Long-time readers know that I am not a fan of hurting or scaring dogs in the name of training, especially in the name of a sport. There are good reasons for this, like the possibility of serious unintended consequences, but mostly I don't want to hurt my dog. I love her. Of course, my student loves her dog too, and so I kept my thoughts to myself and simply said, “Yeah? Tell me what you're thinking.”
We talked through the situation; what was happening before and after, what the class instructor said, that kind of thing. My student told me that she was scared that her dog might hurt someone else. She was angry, because she thought her dog was beyond that kind of behavior. And she was losing hope that she would ever be able to take her dog to agility trials. I empathized with her. I've felt all those things, too.
“Well,” I said, “I would be lying if I said that using corrections doesn't work. But your dog is already pretty anxious, and I'm concerned that if you were to use a shock collar on him, it would only increase his anxiety.”
She nodded. “Yeah. Our agility instructor was worried it might create a negative association with the obstacles, too.”
We talked a little longer about the idea, and I concluded by saying that while every person and dog is different, I don't think she needs to use a shock collar on her dog. He's trying so hard to be good, and there is a lot she could do increase the odds that they will be able to compete in agility together some day. Still, I told her, that decision is ultimately hers.
“Thank you for not shaming me.”
“Well,” I said, “It wouldn't have helped, would it?”
She laughed and said no. Then, more seriously, she shared that when she's suggested the idea to other positive trainers, they've reacted so negatively that it shut her down completely. Not only did that make her feel bad, but it also meant that she didn't get a chance to learn about why they felt it was a bad idea, or to learn other options.
That makes me sad, because I really believe that my job as a dog trainer (and for that matter, as a social worker, too) is to educate my clients about their options, share my recommendations, and then empower them to make their own decisions. Of course, I hope that they will follow my advice, but if they opt not to, I want to be able to refer them to a trainer who has the skills needed to minimize the risks inherent in the use of punishment.
Besides, I like people.
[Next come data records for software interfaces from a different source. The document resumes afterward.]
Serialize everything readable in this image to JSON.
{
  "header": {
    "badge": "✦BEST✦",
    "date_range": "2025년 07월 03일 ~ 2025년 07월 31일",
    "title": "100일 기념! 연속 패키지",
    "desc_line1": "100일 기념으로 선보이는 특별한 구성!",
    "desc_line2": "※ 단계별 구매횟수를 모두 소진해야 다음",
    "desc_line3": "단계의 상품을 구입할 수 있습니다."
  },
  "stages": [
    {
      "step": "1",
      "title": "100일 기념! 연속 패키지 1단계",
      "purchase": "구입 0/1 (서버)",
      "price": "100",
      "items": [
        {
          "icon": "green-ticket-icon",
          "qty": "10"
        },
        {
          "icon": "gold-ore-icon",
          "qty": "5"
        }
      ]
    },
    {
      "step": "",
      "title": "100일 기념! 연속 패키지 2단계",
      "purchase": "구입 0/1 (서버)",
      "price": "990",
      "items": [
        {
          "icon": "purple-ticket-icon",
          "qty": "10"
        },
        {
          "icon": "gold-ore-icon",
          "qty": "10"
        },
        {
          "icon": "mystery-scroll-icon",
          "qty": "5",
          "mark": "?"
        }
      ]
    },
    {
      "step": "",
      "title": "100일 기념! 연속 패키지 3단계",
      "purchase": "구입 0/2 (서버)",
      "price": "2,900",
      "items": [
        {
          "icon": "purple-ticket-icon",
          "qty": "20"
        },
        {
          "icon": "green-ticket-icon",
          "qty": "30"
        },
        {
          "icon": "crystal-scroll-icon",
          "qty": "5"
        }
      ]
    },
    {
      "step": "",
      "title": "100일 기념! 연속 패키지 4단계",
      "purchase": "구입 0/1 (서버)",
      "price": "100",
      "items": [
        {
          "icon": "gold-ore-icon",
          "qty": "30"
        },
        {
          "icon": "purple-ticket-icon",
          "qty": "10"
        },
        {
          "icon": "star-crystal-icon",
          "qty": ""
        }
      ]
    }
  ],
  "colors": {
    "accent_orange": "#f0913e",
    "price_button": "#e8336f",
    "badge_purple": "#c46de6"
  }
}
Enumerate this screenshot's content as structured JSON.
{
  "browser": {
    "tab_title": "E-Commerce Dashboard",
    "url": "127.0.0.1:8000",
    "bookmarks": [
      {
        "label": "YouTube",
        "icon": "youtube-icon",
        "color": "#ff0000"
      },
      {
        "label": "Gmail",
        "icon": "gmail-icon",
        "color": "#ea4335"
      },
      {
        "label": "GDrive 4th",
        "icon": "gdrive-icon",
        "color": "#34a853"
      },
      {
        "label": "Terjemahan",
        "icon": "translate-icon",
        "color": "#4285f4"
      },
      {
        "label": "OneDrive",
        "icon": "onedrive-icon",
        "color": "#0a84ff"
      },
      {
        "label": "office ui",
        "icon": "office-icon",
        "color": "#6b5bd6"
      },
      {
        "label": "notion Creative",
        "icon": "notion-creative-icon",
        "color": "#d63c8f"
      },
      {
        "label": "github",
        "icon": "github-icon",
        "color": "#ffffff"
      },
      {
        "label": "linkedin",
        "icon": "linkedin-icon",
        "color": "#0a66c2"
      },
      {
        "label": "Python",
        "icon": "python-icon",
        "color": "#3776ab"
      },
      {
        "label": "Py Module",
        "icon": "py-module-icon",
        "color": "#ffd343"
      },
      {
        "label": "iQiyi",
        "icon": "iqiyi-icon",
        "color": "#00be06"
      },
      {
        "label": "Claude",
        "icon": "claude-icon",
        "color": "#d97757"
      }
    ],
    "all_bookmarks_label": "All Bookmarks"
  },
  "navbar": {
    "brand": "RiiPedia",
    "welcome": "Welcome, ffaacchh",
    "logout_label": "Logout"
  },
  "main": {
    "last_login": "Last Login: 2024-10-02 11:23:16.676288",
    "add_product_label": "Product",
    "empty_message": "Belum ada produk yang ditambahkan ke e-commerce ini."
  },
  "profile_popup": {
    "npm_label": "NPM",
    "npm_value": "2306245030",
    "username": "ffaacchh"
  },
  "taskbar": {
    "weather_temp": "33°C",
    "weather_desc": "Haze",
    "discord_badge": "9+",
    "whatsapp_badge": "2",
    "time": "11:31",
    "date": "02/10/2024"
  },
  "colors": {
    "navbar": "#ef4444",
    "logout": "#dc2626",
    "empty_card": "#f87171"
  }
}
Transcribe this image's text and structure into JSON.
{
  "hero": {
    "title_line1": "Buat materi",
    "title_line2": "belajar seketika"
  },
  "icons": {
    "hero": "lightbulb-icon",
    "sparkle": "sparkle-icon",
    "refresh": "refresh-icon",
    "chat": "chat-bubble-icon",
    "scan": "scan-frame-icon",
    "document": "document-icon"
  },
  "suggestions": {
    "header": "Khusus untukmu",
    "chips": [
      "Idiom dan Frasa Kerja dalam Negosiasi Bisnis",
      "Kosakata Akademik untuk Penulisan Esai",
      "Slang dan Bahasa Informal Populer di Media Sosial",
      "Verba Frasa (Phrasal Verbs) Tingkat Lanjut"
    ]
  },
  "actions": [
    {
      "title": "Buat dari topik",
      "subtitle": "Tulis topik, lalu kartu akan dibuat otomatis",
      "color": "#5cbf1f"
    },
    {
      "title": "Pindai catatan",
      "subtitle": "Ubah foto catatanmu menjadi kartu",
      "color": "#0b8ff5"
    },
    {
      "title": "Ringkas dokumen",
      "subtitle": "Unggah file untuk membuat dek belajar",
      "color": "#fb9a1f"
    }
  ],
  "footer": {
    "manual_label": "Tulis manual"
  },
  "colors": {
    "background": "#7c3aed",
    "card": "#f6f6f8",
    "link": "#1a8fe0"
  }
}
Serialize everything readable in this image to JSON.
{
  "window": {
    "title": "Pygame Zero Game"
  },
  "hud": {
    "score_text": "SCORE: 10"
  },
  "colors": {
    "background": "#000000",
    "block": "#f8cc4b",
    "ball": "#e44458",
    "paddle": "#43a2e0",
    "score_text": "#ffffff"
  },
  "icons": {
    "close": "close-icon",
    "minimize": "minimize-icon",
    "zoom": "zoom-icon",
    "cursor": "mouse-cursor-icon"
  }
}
I don't want to shame them- that's just mean. And if I wouldn't be mean to a dog, why would I do it to his owner?